Crude oil had gained sharply on Wednesday as traders initially focused on an unexpected drop in U.S. distillate stocks.
However the figures from the Energy Information Administration showed domestic crude stocks rising, countering expectations of a fall, which underlined the gloomy outlook for demand.
The net result was that there was a build in inventories, so I think the move was a bit overdone yesterday, Simon Wardell, oil analyst at Global Insight said.
By 1148 GMT Brent crude futures for July were down 55 cents to $114.37 per barrel. U.S. crude dropped 59 cents at $100.72.
Both benchmarks rose around 2 percent on Wednesday to close at their highest since May 10.
Wardell noted that U.S. crude had been trading in a fairly tight range around $100 per barrel for around three weeks.
We're poised, balancing between risks about what will happen to the global economy on the demand side and risks to supply from events in the Middle East.
Investors looking for more evidence on whether the global economic recovery is on track, and how this could affect demand for commodities like oil, will watch U.S. GDP data at 1230 GMT.
The U.S. government is expected to report that the economy grew at a 2.1 percent annual rate in the first quarter, according to a Reuters survey, rather than the 1.8 percent pace it estimated last month.
Employment data will also be eyed.
Fears of spreading turmoil in the Middle East were rekindled by a brewing civil war in Yemen as dozens were killed in overnight gun battles.
Analysts said the tensions in the region have added a $10-$20 security premium to oil prices, as investors focus on risks to supply.
The dollar retreated against the euro and slipped against a basket of currencies <.DXY>, making commodities priced in the greenback more attractive to consumers using other currencies.
Analysts were divided over the longer-term direction of oil prices, as upward revisions of price forecasts by Wall Street banks Goldman Sachs and Morgan Stanley earlier this week deepened the divide between the bulls and the bears to levels unseen since oil prices peaked in 2008.
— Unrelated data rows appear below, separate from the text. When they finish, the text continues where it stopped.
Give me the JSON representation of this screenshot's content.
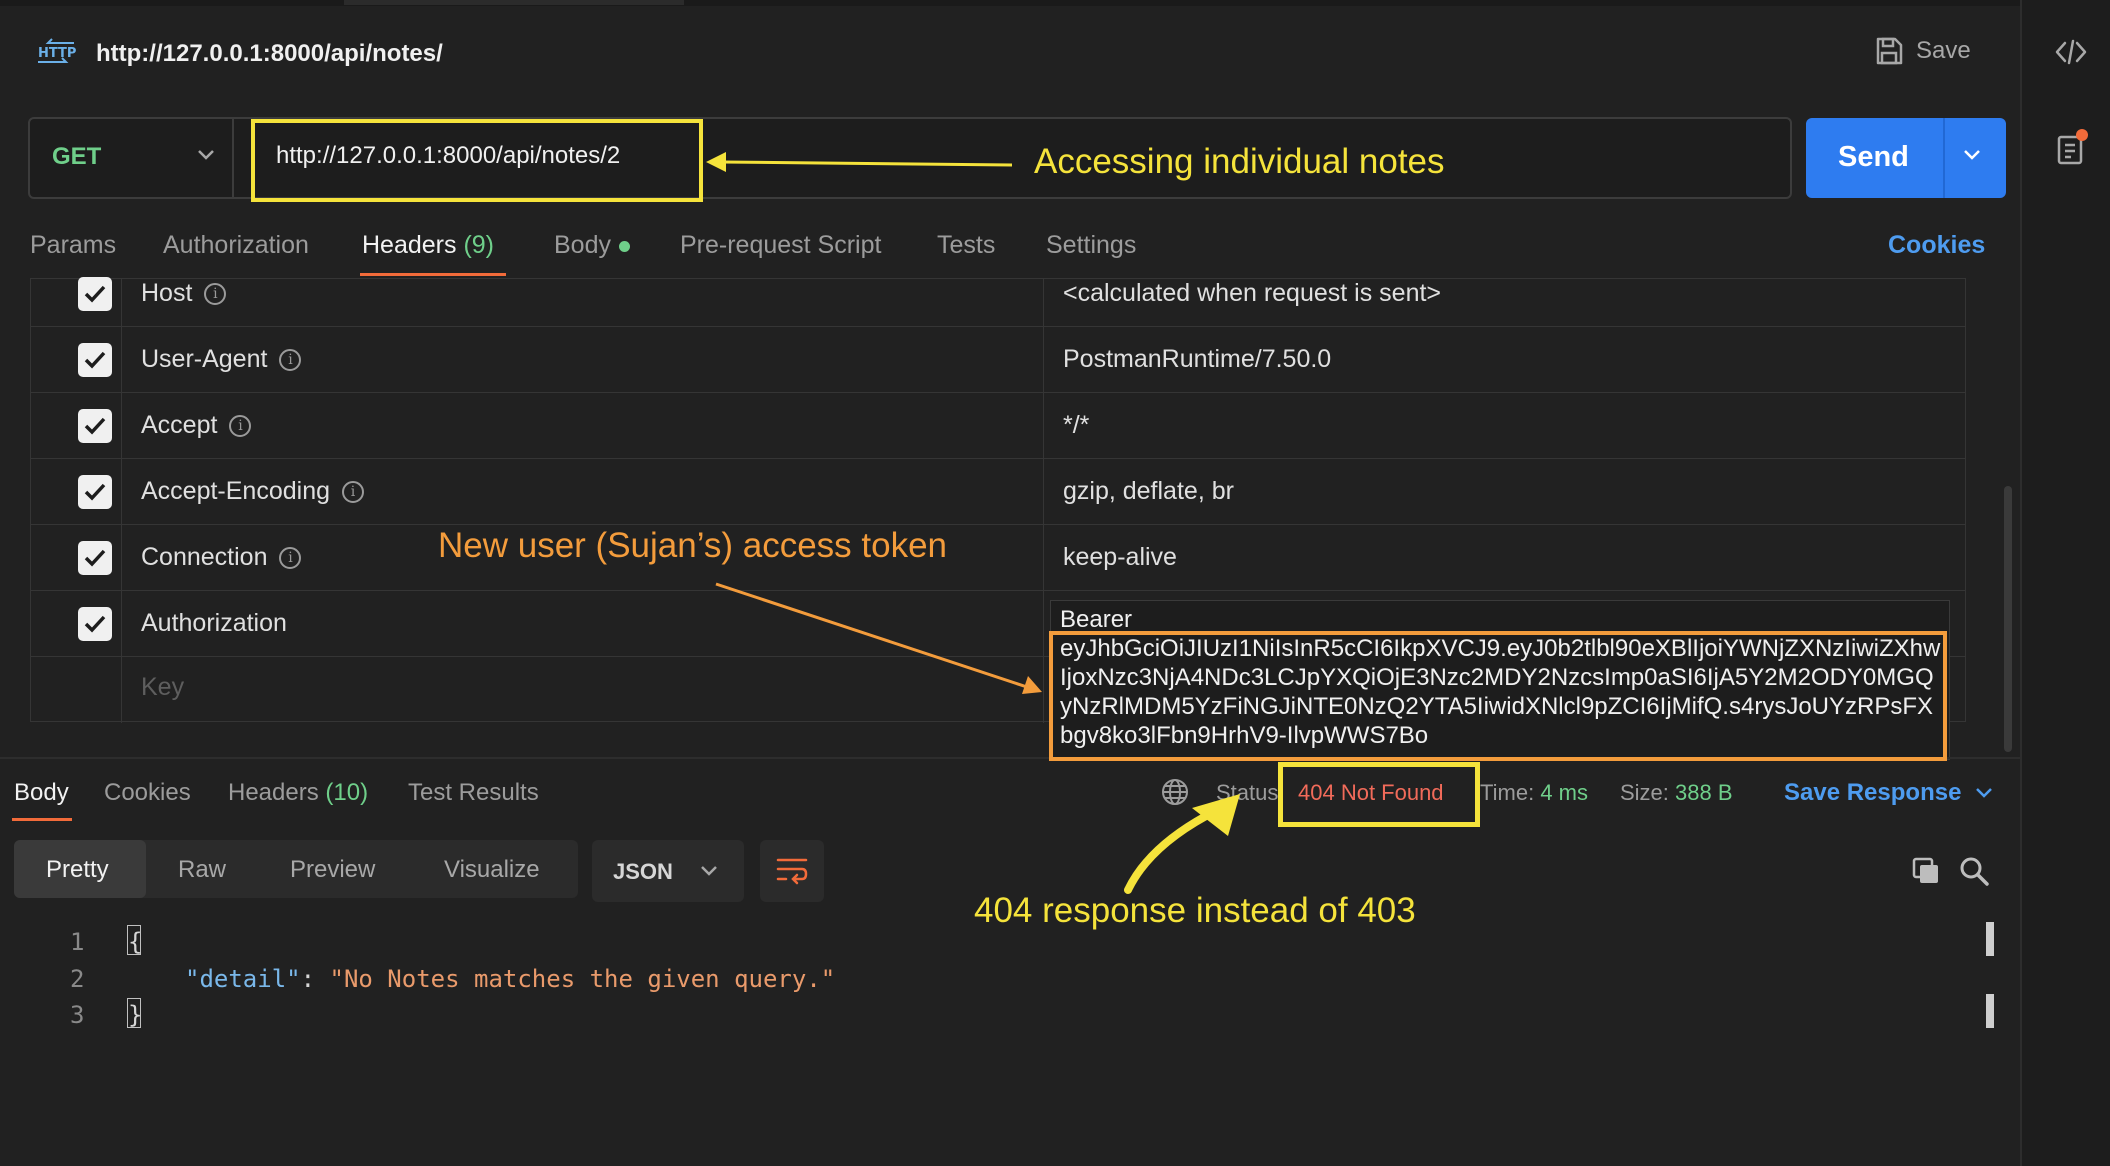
{
  "request": {
    "icon_text": "HTTP",
    "title": "http://127.0.0.1:8000/api/notes/",
    "save_label": "Save",
    "method": "GET",
    "url": "http://127.0.0.1:8000/api/notes/2",
    "send_label": "Send"
  },
  "tabs": [
    {
      "label": "Params"
    },
    {
      "label": "Authorization"
    },
    {
      "label": "Headers",
      "count": "(9)"
    },
    {
      "label": "Body"
    },
    {
      "label": "Pre-request Script"
    },
    {
      "label": "Tests"
    },
    {
      "label": "Settings"
    }
  ],
  "cookies_label": "Cookies",
  "headers": [
    {
      "key": "Host",
      "value": "<calculated when request is sent>"
    },
    {
      "key": "User-Agent",
      "value": "PostmanRuntime/7.50.0"
    },
    {
      "key": "Accept",
      "value": "*/*"
    },
    {
      "key": "Accept-Encoding",
      "value": "gzip, deflate, br"
    },
    {
      "key": "Connection",
      "value": "keep-alive"
    },
    {
      "key": "Authorization",
      "value_prefix": "Bearer",
      "token": "eyJhbGciOiJIUzI1NiIsInR5cCI6IkpXVCJ9.eyJ0b2tlbl90eXBlIjoiYWNjZXNzIiwiZXhwIjoxNzc3NjA4NDc3LCJpYXQiOjE3Nzc2MDY2NzcsImp0aSI6IjA5Y2M2ODY0MGQyNzRlMDM5YzFiNGJiNTE0NzQ2YTA5IiwidXNlcl9pZCI6IjMifQ.s4rysJoUYzRPsFXbgv8ko3lFbn9HrhV9-IlvpWWS7Bo"
    }
  ],
  "key_placeholder": "Key",
  "response": {
    "tabs": [
      {
        "label": "Body"
      },
      {
        "label": "Cookies"
      },
      {
        "label": "Headers",
        "count": "(10)"
      },
      {
        "label": "Test Results"
      }
    ],
    "status_label": "Status:",
    "status_value": "404 Not Found",
    "time_label": "Time:",
    "time_value": "4 ms",
    "size_label": "Size:",
    "size_value": "388 B",
    "save_response_label": "Save Response",
    "view_modes": [
      "Pretty",
      "Raw",
      "Preview",
      "Visualize"
    ],
    "format": "JSON",
    "code_lines": [
      "1",
      "2",
      "3"
    ],
    "open_brace": "{",
    "close_brace": "}",
    "json_key": "\"detail\"",
    "json_colon": ": ",
    "json_value": "\"No Notes matches the given query.\""
  },
  "annotations": {
    "url_note": "Accessing individual notes",
    "token_note": "New user (Sujan’s) access token",
    "status_note": "404 response instead of 403"
  },
  "colors": {
    "accent_send": "#2e7cf0",
    "method_green": "#6fcf8a",
    "status_red": "#f26b5a",
    "annotation_yellow": "#f5e33b",
    "annotation_orange": "#f39c3c"
  }
}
(Additional reporting by Francis Kan in Singapore; editing by William Hardy)